Hugh Janes, adapted from the ghost stories of Charles Dickens
The Jack Studio Theatre
The Jack Studio Theatre
Adaptations of the work of Charles Dickens have long since been a staple panto alternative for Christmas theatregoers. If you like your ghost stories more spiced than moralising classic A Christmas Carol, then The Haunting is for you.
Dickens wrote more than two dozen ghost stories to feed the appetite of Victorians whose fascination in phantoms and the supernatural seemed limitless.
For The Haunting, which receives its London première at The Jack Studio Theatre, writer Hugh Janes has combined five of Dickens's ghost stories with excerpts from letters and biographical detail—Dickens was a member of paranormal research society the London Ghost Club—to assuage his own avid interest in the subject.
The Haunting is set in the time–honoured crumbling manor house surrounded by moors pockmarked by quicksand, miles from the village.
Antiquarian book dealer David Filde finds himself summoned from London to value the collection of rare books in the now forsaken Library by the now owner of the house, the young Lord Gray.
As sole heir, he has returned to the house after many years to settle his late father's debts and lives there alone. Or does he?
The two men could not be more different. Grey views everything with cold rationality, is haughty and considers that "literature is the buttress of pedantry".
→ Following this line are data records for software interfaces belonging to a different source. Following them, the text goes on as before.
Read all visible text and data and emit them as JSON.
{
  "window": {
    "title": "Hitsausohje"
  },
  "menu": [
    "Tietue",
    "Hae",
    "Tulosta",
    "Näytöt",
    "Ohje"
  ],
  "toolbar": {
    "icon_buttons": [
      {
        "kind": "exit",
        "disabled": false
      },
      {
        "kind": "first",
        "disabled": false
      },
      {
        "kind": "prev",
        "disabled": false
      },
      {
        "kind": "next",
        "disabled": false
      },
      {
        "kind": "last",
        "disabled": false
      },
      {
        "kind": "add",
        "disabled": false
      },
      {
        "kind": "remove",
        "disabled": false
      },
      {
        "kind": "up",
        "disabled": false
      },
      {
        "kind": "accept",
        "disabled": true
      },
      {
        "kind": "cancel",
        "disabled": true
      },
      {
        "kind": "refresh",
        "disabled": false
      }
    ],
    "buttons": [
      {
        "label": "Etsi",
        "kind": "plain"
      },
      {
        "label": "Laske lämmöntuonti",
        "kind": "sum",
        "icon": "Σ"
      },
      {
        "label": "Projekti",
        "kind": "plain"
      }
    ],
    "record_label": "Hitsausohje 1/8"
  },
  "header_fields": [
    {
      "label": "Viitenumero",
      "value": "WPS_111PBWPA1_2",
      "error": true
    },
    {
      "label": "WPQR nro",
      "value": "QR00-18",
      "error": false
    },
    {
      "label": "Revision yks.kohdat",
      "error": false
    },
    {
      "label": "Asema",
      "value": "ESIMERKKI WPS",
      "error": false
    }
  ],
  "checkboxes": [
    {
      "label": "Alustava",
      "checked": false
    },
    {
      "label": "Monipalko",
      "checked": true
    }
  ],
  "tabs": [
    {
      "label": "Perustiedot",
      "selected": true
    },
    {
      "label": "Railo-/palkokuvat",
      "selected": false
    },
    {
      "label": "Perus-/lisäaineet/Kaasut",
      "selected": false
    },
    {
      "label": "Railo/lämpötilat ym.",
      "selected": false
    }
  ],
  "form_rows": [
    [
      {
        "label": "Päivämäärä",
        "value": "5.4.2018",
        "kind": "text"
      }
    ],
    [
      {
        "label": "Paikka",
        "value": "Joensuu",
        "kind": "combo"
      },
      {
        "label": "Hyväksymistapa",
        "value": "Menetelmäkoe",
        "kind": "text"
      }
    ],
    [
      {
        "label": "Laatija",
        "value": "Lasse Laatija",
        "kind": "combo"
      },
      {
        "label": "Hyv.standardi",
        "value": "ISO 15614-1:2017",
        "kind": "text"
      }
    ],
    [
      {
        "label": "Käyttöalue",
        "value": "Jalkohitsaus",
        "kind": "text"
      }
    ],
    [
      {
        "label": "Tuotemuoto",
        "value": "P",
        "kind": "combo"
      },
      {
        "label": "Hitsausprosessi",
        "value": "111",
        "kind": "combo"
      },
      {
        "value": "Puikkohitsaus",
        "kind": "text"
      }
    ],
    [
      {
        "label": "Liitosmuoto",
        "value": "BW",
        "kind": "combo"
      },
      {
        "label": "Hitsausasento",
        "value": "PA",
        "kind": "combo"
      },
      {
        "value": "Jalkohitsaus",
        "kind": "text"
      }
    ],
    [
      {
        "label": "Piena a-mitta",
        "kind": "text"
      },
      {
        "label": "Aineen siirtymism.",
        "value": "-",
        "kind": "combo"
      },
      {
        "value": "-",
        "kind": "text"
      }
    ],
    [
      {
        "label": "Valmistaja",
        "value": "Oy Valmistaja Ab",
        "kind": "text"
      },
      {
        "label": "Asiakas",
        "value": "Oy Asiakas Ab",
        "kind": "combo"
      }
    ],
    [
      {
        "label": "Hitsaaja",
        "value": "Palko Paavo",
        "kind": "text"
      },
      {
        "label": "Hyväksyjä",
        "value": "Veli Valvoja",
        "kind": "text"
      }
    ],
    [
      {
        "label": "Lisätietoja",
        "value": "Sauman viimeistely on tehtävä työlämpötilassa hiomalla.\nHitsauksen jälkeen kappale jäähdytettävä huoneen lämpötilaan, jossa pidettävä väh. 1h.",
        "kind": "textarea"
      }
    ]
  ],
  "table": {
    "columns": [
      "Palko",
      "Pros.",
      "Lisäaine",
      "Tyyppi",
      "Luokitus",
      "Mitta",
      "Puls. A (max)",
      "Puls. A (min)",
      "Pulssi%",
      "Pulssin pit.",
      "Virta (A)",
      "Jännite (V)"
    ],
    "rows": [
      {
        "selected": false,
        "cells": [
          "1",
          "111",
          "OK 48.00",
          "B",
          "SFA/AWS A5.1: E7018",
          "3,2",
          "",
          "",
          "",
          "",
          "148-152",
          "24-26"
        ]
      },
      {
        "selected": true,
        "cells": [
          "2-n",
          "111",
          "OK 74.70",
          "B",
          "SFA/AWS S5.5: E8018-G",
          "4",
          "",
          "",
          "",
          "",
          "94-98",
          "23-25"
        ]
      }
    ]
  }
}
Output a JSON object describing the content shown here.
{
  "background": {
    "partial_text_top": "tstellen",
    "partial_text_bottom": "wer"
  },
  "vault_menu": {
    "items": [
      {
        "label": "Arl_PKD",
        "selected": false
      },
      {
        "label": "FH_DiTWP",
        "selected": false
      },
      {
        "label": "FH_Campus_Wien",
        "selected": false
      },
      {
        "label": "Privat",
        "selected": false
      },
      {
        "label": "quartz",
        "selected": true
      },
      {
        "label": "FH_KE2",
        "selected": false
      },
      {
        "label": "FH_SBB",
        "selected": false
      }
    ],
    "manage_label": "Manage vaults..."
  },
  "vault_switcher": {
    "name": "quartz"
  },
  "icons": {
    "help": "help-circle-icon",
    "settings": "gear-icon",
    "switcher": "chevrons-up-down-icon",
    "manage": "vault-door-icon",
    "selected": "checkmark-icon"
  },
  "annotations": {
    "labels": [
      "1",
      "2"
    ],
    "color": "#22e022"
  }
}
Lover of all books, Filde on the other hand is artistic, suggestible and modest but able to stand his ground and it is he who makes Grey accept that there are strange goings-on.
A curious friendship develops as the two work together, as Grey puts it, "the cynic and the credulous hand in hand in ignorance," to solve the mysteries of the house, whose train is littered with red herrings, clues and frights.
Jack artistic director Kate Bannister directs a returning team in The Haunting, Jamie Laird who plays Lord Grey was in 2012 Christmas spook The Ghost Train and Robert Durbin was in the recent charming production of A Cool Million.
Durbin is engaging in the more characterful role of the enthusiastic impromptu sleuth but Laird gives Grey more than just an icy exterior when the situation demands.
Lighting and sound designers William Ingham and Philip Matejtschuk shroud Karl Swinyard's evocative set with all the trappings to enhance Bannister's build-up of tension and atmosphere that ensure The Haunting delivers its punches.
Reviewer: Sandra Giorgetti